Let’s conclude our talk by speaking about maintenance. One thing you shouldn’t do is keeping the creosote to build up inside the flue as the years go by. That’s a dangerous mistake to commit because it can set the chimney on fire. The creosote that you find there is due to the incomplete burning of the wood.
What’s left out after combustion gets mixed with the water vapor that the fire gives off to form smoke that would rise through the chimney. There, the tar and vapor condense to form the sticky black substance which we call of course creosote.
After building up there, it starts dripping down the flue of the chimney, onto the junctions, elbows, and sledges. If this accumulation doesn’t get cleaned up, it will catch on fire. After using your wood stove during the winter, you’ll want to get an expert in chimney sweeping to get rid of all that unwanted stuff when the spring starts.
To make sure that the creosote buildup is decreased in the time of usage during the cold days, start a hot but small fire and let it burn for twenty minutes each time you use the stove. Basically, what goes on is that when you let that fire burn, a portion of the creosote gets vaporized and release from the flue. This trick can also be helpful with fireplaces in the case of having them cleaned up first by a chimney sweeper.

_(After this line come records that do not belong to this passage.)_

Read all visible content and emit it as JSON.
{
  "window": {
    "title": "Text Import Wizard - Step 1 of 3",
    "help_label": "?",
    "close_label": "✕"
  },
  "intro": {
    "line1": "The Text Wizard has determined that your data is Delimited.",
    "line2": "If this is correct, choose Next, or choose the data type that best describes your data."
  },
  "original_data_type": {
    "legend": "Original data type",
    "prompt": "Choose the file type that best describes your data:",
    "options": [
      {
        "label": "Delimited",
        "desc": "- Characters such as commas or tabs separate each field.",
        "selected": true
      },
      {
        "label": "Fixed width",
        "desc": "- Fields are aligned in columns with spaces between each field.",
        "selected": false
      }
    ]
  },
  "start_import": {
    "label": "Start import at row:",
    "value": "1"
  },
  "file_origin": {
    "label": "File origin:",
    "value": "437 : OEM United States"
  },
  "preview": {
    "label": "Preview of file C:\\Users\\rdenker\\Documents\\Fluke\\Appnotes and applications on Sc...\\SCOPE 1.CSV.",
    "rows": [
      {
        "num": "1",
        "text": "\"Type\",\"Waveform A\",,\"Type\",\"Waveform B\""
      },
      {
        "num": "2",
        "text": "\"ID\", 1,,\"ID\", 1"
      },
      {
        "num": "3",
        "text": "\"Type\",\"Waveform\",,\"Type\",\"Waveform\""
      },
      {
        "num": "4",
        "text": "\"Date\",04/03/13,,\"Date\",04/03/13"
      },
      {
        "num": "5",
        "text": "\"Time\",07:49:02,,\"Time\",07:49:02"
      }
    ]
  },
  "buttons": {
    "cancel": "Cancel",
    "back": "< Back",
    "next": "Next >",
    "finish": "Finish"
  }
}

As winter is getting closer, it’s essential to find new ways to provide warmth for your house during bitter cold nights. While a fireplace may seem good, it’s still an expensive upgrade that most people wouldn’t want to break the bank for. A small wood stove is an excellent appliance to consider if you’re on a budget or have a small household.
You can’t go wrong with any of the products mentioned above. The choice solely depends on the purpose you’re getting the stove for.
If you just need a small heater to provide warmth for your small condo, apartment or cabin, Cubic’s CB-1008 CUB is the best option for you as it has a compact design yet significant capabilities.
If you need an outdoor appliance to provide heat and small cooking area while you’re camping, Guide Gear’s Outdoor Small Wood Stove is for you.
On the other hand, if you need a heater for your entire (small) household, you can ago with Cubic’s CB-1210 GRIZZLY, Drolet Black Stag High-Efficiency Wood Stove or Pleasant Hearth’s 1,200 Square Feet Wood Burning Stove, as each of them was designed for that very purpose.
Whatever choice you make, remember to maintain your small wood stove occasionally as the smoke emissions can cause harm to you and your family.